'''

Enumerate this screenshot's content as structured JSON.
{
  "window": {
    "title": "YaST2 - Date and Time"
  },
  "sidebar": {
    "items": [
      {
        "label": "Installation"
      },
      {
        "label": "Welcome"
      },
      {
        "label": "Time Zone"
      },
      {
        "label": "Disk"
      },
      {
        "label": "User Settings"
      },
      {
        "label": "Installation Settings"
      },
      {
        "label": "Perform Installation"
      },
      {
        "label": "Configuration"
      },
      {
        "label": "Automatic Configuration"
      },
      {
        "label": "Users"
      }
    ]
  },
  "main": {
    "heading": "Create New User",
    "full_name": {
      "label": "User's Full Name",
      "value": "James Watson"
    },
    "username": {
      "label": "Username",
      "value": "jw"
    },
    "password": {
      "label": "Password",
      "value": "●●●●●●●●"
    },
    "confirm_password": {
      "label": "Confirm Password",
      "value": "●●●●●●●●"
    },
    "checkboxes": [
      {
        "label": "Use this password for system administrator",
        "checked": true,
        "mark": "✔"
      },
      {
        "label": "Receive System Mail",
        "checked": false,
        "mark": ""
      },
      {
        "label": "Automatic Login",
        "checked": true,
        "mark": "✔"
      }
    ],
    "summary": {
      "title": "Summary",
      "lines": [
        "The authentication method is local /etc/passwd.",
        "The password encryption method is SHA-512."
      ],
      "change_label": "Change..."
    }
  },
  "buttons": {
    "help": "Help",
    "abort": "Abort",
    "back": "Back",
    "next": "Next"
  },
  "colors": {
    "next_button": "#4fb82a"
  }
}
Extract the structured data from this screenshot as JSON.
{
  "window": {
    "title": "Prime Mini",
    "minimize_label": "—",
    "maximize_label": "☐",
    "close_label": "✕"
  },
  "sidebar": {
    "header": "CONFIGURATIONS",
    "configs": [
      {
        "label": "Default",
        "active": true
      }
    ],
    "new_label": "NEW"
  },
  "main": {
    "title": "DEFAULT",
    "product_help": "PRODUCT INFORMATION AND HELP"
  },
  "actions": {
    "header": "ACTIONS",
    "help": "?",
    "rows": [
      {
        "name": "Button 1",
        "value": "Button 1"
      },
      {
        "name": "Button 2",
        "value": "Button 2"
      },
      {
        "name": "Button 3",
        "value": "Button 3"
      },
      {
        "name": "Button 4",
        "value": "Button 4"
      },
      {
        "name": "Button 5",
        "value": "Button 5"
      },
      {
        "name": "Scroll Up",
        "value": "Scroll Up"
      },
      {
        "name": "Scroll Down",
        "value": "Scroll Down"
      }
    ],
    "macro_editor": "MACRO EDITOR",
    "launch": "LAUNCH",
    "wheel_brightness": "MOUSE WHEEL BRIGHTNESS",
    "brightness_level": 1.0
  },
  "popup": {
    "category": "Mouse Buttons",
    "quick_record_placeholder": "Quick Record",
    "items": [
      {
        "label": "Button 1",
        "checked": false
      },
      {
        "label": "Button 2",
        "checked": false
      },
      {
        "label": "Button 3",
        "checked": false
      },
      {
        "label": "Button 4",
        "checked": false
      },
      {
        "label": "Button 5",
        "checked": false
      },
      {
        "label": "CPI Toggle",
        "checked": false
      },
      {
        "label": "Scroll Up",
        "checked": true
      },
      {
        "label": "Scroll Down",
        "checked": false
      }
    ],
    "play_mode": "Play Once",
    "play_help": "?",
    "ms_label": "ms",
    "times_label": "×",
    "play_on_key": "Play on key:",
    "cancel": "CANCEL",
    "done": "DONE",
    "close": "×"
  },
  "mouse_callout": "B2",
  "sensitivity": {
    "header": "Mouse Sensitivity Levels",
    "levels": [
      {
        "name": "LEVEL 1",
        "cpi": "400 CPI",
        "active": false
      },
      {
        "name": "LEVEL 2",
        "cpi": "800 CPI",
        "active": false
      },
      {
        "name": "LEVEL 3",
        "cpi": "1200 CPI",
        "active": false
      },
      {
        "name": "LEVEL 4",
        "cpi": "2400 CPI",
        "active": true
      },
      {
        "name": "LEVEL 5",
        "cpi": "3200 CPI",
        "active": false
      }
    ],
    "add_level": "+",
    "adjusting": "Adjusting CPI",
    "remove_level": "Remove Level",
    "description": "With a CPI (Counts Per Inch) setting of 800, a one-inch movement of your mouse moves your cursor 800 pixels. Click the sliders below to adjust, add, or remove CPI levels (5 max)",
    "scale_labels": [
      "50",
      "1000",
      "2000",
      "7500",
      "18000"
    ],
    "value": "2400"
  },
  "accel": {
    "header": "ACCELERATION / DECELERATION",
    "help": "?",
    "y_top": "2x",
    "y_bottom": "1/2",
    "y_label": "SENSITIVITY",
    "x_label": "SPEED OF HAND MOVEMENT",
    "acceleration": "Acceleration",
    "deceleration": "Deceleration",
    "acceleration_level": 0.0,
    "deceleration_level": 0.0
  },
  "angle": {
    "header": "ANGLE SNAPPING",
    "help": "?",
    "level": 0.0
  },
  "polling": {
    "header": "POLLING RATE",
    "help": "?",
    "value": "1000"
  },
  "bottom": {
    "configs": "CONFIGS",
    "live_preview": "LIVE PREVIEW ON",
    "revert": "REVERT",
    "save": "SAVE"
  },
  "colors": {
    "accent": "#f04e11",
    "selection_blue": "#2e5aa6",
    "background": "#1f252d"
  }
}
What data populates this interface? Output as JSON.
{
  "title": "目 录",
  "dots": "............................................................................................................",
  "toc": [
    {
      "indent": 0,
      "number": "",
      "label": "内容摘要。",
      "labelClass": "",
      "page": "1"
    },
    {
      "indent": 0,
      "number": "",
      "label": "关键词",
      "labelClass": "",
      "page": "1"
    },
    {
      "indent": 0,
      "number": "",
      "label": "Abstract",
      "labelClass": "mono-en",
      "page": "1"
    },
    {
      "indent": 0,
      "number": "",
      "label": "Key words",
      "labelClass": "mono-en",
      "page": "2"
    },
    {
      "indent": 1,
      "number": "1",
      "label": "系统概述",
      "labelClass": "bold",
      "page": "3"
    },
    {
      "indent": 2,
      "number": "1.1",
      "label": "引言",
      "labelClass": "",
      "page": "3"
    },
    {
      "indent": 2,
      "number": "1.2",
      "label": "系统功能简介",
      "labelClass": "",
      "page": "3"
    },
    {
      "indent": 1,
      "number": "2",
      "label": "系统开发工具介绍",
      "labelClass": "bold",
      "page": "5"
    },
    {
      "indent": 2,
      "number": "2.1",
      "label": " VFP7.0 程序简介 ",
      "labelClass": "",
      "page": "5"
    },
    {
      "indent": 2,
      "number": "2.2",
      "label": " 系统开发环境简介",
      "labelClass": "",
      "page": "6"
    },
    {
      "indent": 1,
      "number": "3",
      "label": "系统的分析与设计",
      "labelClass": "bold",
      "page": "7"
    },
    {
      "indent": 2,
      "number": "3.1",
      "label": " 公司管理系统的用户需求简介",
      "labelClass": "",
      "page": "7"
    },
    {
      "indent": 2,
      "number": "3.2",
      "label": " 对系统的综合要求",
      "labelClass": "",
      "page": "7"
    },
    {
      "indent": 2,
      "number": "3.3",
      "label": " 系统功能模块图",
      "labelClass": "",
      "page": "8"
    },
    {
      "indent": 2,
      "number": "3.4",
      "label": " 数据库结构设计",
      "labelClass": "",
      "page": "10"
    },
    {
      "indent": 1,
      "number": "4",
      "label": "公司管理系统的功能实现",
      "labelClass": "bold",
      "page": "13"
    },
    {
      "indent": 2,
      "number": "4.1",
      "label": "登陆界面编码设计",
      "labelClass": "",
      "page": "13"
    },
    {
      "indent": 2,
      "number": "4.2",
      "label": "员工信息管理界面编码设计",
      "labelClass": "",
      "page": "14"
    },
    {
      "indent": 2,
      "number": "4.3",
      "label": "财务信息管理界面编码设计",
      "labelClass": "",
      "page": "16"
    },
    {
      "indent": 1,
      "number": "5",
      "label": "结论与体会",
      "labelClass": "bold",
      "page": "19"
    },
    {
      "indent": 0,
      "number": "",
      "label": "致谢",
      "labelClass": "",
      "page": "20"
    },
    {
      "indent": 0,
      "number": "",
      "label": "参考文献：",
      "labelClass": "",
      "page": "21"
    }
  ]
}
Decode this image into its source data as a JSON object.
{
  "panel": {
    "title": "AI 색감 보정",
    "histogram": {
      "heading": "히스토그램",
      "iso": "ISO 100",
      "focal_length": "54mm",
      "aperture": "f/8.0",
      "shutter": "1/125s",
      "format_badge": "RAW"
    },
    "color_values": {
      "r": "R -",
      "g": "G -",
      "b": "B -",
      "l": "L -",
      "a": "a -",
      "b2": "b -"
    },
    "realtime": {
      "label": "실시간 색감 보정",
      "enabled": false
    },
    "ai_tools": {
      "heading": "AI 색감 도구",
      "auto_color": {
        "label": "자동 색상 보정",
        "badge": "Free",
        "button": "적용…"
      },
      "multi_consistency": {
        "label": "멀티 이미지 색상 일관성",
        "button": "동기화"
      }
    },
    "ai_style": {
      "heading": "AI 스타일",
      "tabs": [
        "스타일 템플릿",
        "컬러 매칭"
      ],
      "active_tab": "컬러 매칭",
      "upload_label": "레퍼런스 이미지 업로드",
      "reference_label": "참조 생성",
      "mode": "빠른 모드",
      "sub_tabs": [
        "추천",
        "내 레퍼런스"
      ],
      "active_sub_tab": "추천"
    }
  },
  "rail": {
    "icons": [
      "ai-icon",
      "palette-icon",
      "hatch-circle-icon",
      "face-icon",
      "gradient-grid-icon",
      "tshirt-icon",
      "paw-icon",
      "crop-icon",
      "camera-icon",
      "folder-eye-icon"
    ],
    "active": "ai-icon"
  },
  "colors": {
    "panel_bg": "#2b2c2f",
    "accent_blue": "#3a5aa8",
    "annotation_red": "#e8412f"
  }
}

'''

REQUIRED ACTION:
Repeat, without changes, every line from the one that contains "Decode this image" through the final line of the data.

RESPONSE TO THIS EXERCISE:
Decode this image into its source data as a JSON object.
{
  "panel": {
    "title": "AI 색감 보정",
    "histogram": {
      "heading": "히스토그램",
      "iso": "ISO 100",
      "focal_length": "54mm",
      "aperture": "f/8.0",
      "shutter": "1/125s",
      "format_badge": "RAW"
    },
    "color_values": {
      "r": "R -",
      "g": "G -",
      "b": "B -",
      "l": "L -",
      "a": "a -",
      "b2": "b -"
    },
    "realtime": {
      "label": "실시간 색감 보정",
      "enabled": false
    },
    "ai_tools": {
      "heading": "AI 색감 도구",
      "auto_color": {
        "label": "자동 색상 보정",
        "badge": "Free",
        "button": "적용…"
      },
      "multi_consistency": {
        "label": "멀티 이미지 색상 일관성",
        "button": "동기화"
      }
    },
    "ai_style": {
      "heading": "AI 스타일",
      "tabs": [
        "스타일 템플릿",
        "컬러 매칭"
      ],
      "active_tab": "컬러 매칭",
      "upload_label": "레퍼런스 이미지 업로드",
      "reference_label": "참조 생성",
      "mode": "빠른 모드",
      "sub_tabs": [
        "추천",
        "내 레퍼런스"
      ],
      "active_sub_tab": "추천"
    }
  },
  "rail": {
    "icons": [
      "ai-icon",
      "palette-icon",
      "hatch-circle-icon",
      "face-icon",
      "gradient-grid-icon",
      "tshirt-icon",
      "paw-icon",
      "crop-icon",
      "camera-icon",
      "folder-eye-icon"
    ],
    "active": "ai-icon"
  },
  "colors": {
    "panel_bg": "#2b2c2f",
    "accent_blue": "#3a5aa8",
    "annotation_red": "#e8412f"
  }
}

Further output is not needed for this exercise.